Many photographers and travelers have painful memories of their backpack’s straps digging into their shoulders and ribs. The constant adjusting and readjusting of the harnesses quickly becomes a nuisance. Itching, twitching under the poorly made material, and lack of padding is sure to ruin any trip.
To truly focus and be immersed in your surroundings, your attention should not be on the pain pressing down on your back. With cushions, a well-built frame, and weight distribution, your camera backpack will be sure to keep your equipment safely without the painful reminder that you carry several pounds of equipment on your back.
Ease of Access
Many photographers may overlook when choosing their camera backpack how easily they can access their equipment when suddenly running across the perfect shot.

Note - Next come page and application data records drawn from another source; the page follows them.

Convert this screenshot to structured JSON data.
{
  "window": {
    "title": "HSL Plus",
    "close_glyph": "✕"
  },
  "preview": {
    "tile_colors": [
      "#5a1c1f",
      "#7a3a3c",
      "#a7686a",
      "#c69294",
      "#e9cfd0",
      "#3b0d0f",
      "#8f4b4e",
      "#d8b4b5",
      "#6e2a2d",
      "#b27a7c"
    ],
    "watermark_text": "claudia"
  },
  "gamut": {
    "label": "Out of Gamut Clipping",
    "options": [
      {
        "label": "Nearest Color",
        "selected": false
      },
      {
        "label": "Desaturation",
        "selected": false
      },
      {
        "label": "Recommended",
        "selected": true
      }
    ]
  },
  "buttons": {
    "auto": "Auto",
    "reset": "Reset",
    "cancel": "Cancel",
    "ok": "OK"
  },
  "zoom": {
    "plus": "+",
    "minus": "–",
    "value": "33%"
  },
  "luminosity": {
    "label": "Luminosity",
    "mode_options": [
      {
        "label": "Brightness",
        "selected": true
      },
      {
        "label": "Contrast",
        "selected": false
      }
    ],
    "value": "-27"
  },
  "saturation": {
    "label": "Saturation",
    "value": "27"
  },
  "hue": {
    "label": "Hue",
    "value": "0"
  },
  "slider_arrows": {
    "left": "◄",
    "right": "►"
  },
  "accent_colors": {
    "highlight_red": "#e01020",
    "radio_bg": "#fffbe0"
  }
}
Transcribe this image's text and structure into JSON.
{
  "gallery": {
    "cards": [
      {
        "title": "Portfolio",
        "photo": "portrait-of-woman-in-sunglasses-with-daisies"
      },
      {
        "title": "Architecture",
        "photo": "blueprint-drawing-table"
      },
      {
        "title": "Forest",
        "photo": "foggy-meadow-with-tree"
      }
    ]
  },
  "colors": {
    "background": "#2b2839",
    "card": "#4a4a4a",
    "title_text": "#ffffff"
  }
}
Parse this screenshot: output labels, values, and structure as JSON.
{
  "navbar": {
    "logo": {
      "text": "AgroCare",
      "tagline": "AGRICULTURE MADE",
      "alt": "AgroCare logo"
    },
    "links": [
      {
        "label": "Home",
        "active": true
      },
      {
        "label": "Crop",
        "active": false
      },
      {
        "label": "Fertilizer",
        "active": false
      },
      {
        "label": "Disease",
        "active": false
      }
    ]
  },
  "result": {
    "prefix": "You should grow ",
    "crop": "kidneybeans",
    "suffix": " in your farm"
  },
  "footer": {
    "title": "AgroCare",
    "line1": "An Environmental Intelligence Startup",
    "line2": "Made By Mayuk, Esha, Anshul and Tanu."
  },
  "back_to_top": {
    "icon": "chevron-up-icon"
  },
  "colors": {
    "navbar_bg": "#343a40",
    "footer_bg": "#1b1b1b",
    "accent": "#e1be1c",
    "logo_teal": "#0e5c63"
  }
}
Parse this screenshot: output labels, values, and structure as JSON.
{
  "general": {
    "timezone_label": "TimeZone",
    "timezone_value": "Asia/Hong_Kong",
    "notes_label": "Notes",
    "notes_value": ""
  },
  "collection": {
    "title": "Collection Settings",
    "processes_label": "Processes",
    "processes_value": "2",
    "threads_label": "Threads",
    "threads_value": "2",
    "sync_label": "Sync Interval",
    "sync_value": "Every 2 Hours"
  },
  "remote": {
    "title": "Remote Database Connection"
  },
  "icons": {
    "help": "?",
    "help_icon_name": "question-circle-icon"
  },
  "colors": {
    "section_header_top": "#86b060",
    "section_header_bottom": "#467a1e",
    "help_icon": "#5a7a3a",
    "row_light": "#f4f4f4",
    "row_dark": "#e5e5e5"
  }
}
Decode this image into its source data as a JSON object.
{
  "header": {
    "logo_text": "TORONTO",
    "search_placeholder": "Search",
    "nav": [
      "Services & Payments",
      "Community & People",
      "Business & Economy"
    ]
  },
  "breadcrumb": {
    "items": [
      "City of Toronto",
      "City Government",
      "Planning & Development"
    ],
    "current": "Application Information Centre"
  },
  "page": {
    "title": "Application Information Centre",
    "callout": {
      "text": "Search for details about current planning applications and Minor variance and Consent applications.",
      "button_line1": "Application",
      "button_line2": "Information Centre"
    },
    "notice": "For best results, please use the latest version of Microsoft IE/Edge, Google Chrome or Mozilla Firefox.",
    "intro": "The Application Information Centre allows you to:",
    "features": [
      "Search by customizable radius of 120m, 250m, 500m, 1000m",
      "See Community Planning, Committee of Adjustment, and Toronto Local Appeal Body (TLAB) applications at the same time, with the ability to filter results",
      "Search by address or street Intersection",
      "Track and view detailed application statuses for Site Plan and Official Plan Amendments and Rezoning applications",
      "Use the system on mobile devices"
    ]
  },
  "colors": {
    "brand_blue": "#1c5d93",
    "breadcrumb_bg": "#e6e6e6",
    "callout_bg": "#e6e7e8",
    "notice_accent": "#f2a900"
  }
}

Many people may stumble with taking off their bag and then fumbling with the zippers until, finally, the opportunity has slipped through their fingers.
Modern camera bags not only have your cameras and lenses organized in such a way that they are ready to be pulled out at a moment’s notice, but today’s bags even have the ability to swing around on a belt, allowing access without even having to set down your luggage. Some of the best pictures are those that are not planned; therefore, it is critical to always have your tools ready at hand.